The U.S. is working with the Libyan opposition leaders on a post-Qadhafi scenario in the North African country, the White House has said. Meanwhile, U.S. President Barack Obama told Congressional leaders that there are no plans to use the U.S. military to assassinate Muammar Qadhafi.
“We are working in a variety of ways to reach out to the opposition in Libya, to advise them on what a post-Qadhafi Libya would best look like,” White House Press Secretary Jay Carney told reporters on Friday.
“We believe that the government which is most responsive to the aspirations and grievances of its people will be the most successful,” he said.
Mr. Carney said consultations with the Libyan opposition are part of the U.S. policy, but at the same time categorically ruled out sending ground troops to Libya.
Defending the decision to start military operations early, he said it was taken to protect the people of the country. “Colonel Qadhafi’s forces were about to move on Benghazi and wreak horrible damage and kill many, many Libyans, had the President waited for Congress to come back, had he taken more time to debate and consult on this issue, I think there’s very little doubt that Benghazi would have fallen and that many people would have died,” he said.
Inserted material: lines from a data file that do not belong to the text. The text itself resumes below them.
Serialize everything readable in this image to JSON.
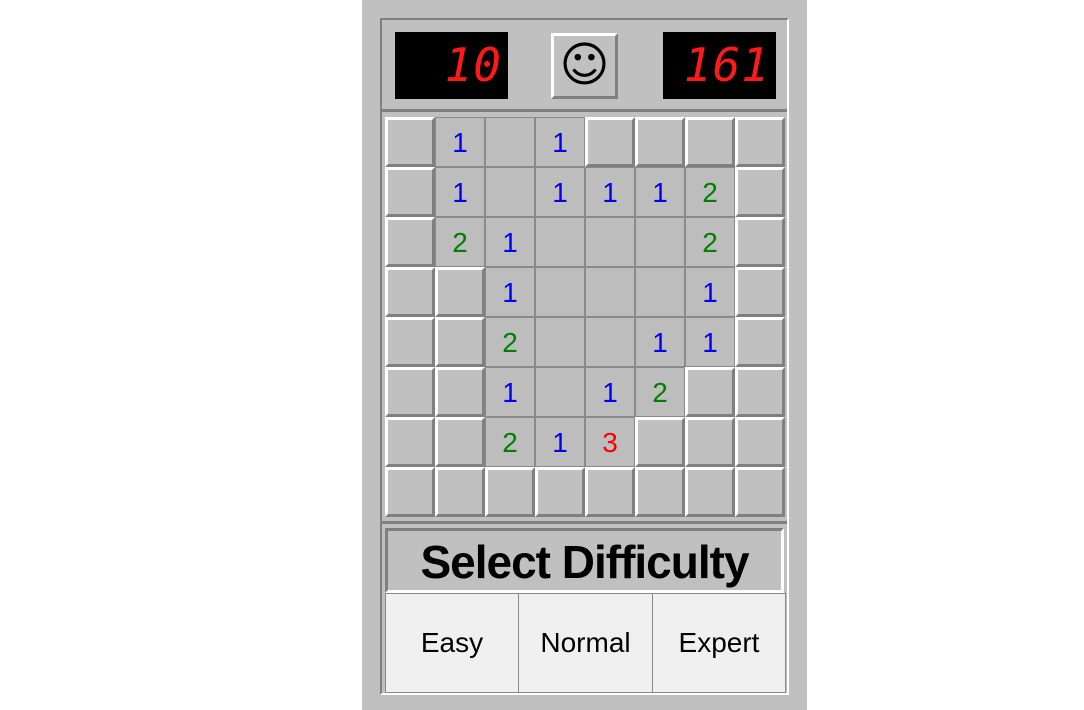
{
  "header": {
    "mine_count": "10",
    "timer": "161",
    "face": "☺"
  },
  "colors": {
    "1": "#0000ff",
    "2": "#008000",
    "3": "#ff0000"
  },
  "board": [
    [
      "c",
      "1",
      "",
      "1",
      "c",
      "c",
      "c",
      "c"
    ],
    [
      "c",
      "1",
      "",
      "1",
      "1",
      "1",
      "2",
      "c"
    ],
    [
      "c",
      "2",
      "1",
      "",
      "",
      "",
      "2",
      "c"
    ],
    [
      "c",
      "c",
      "1",
      "",
      "",
      "",
      "1",
      "c"
    ],
    [
      "c",
      "c",
      "2",
      "",
      "",
      "1",
      "1",
      "c"
    ],
    [
      "c",
      "c",
      "1",
      "",
      "1",
      "2",
      "c",
      "c"
    ],
    [
      "c",
      "c",
      "2",
      "1",
      "3",
      "c",
      "c",
      "c"
    ],
    [
      "c",
      "c",
      "c",
      "c",
      "c",
      "c",
      "c",
      "c"
    ]
  ],
  "difficulty": {
    "title": "Select Difficulty",
    "easy": "Easy",
    "normal": "Normal",
    "expert": "Expert"
  }
}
“And the President believes very strongly that he made the right decision,” Mr. Carney said.
Mr. Carney reiterated America’s position that Mr. Qadhafi needs to leave as he is no longer legitimate adding that the “Libyan leader is menacing his own people, using violence against his own people.”
The military mission that is described in Security Council Resolution 1973 goes beyond just the no-fly zone and it includes the civilian protection piece that enables the coalition to do more to protect civilians than the no-fly zone allowed in northern Iraq, he said.
“We are engaged in a host of actions, unilaterally and multilaterally, that are designed to put pressure on Qadhafi, to put pressure on those around him, with the aim that he will take the decision or those around him will take the decision that he has to go,” Mr. Carney said.
“We don’t have crystal balls here and I can’t predict what the future will bring but we will stay focused on those measures even as the military mission reaches benchmarks of success and as the transfer occurs we will continue with those tools that we have to put pressure on Qadhafi and his regime,” he said.
No plans to kill Qadhafi: Obama
President Barack Obama briefed top Congressional leaders about his policy on Libya during which he said there were no plans to use the military to assassinate Mr. Qadhafi.
“The President and his team provided an update on accomplishments to date, including the full transfer of enforcement of the ‘no-fly’ zone to NATO, and yesterday’s unanimous agreement among NATO allies to direct planning for NATO to assume command and control of the civilian protection component in accordance with UNSCR 1973,” the White House said in a statement after the meeting.
Mr. Obama answered multiple questions from the Members of Congress, the White House said, adding that the discussion lasted approximately one hour. Mr. Obama told the lawmakers that there are no plans to use U.S. military to assassinate the Libyan leader despite his administration’s policy of seeking regime change in the North African country, the Politico reported.
The hastily arranged briefing came amid fierce criticism from Capitol Hill of the President’s decision to strike Libya’s defences. “There was a discussion of how we have other ways of regime change,” Congressman Dutch Ruppersberger, the top Democrat on the House Intelligence Committee told Politico. “It’s not our role to do anything at this point from a kinetic point of view. It is our goal for regime change, but we’re not going to do it from a kinetic point of view,” he said.
More than 20 top U.S. lawmakers were present at the White House briefing.
“The Speaker appreciates the update today, but still believes much more needs to be done by the administration to provide clarity, particularly to the American people, on the military objective in Libya, America’s role, and how it is consistent with US policy goals,” House Speaker John Boehner’s spokesman Michael Steel said.